70. Recommends that the Macedonian authorities continue to co-operate with the Council of Europe and to forward draft laws of local self-government, local finances and territorial structures, so that these texts can be examined to ensure conformity with the European Charter of Local Self-Government;

71. Invites the Committee of Ministers to take account of these recommendations in assessing the honouring of commitments entered into by Macedonia and to support financially, in particular through the Stability Pact, the Congress, the Local Democracy Agency and the ADACS programme, the efforts of the Macedonian government and elected representatives to implement the principles of the European Charter of Local Self-Government and recommends in particular that the Committee of Ministers support the setting up of a training centre for local authority staff, in the context of the Stability Pact or a joint programme with the European Union.

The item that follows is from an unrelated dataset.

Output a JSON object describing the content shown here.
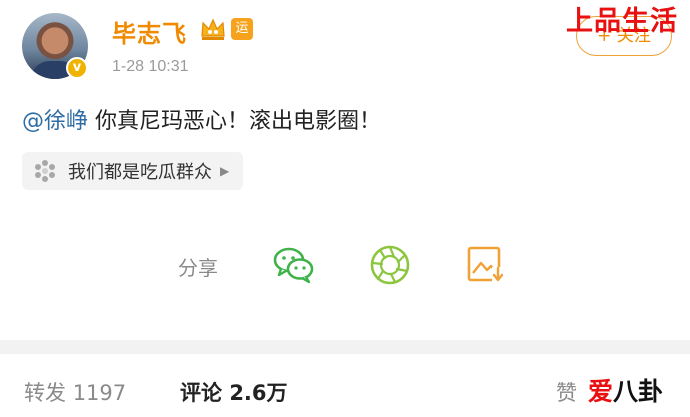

1 Debated and approved by the Chamber of Local Authorities on 24 May 2000 and adopted by the Standing Committee of the Congress on 25 May 2000, (see doc. CPL (7) 8, draft Recommendation, presented by Mr J.-C. Frécon, Rapporteur).

2 The title “Macedonia” is later used descriptively for the convenience of the reader and without prejudice to the Congress’s position on the question of the name of the country.

3 Document CG/BUR (5) 75.